It’s the fourth week in November and I’m not wearing a bikini. Or donning flip flops, or slathering on the sunscreen. In Wisconsin that would be expected for this time of year, but for us, it’s a bit unusual. It has been ten years since we haven’t traveled to the Caribbean at Thanksgiving. With our oldest now in college, her free time around Thanksgiving is limited to Thanksgiving Day and the few days following. When the calendar ticked over to November, and the temperatures started dropping here in Wisconsin, I couldn’t help but feel a little sad. It was as if our family’s holiday tradition was ending. We would not, at least for a few years, be waking up to the sound of the waves washing up onto the beach, to the smell of coffee and the sweetness of freshly-baked pastries, or to feeling that our only worry was if we had put on enough of that sunscreen. We had become accustomed to spending my favorite holiday with our family of four, far away from any of the stresses of everyday life. It was the time when we took the annual Christmas card photo on the beach. Thanksgiving day was spent really appreciating what we had, and how thankful we were, accompanied by Caribbean spiny lobster as my “traditional” Thanksgiving meal.
It’s curious how quickly that became our “family tradition.” For years and years before that, our tradition was like most in our country. Thanksgiving Day was my favorite holiday because it was all about the food. No presents to worry about or dozens of parties to attend. It was one gathering, with more vegetables than you could count, and with a side of football thrown in. It was the most relaxing holiday of the year, perhaps aided by the L-Triptophan of the holiday bird. After you slept off the best meal of the year, Friday was spent pulling out all the decorations and getting started with preparations for Christmas. No Black Friday shopping here. The thought of running around a mall or from store to store seemed contrary to the whole idea of the holiday.

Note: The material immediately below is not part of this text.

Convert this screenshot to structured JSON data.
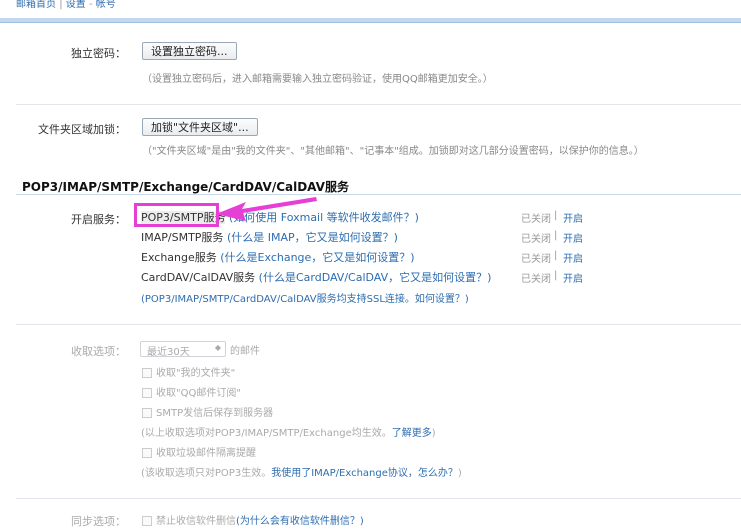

So this year, we’re back to our previous Thanksgiving traditions, and maybe we’ll spice it up a bit and add something new to the mix. Because one thing you learn over the years is that you can’t always have the traditions you grew up with, or the traditions you have had the privilege to experience over the previous years. But you can always, every holiday, make memories for the future generations, memories that future generations may look back on as some of the best times of their lives, their holiday tradition.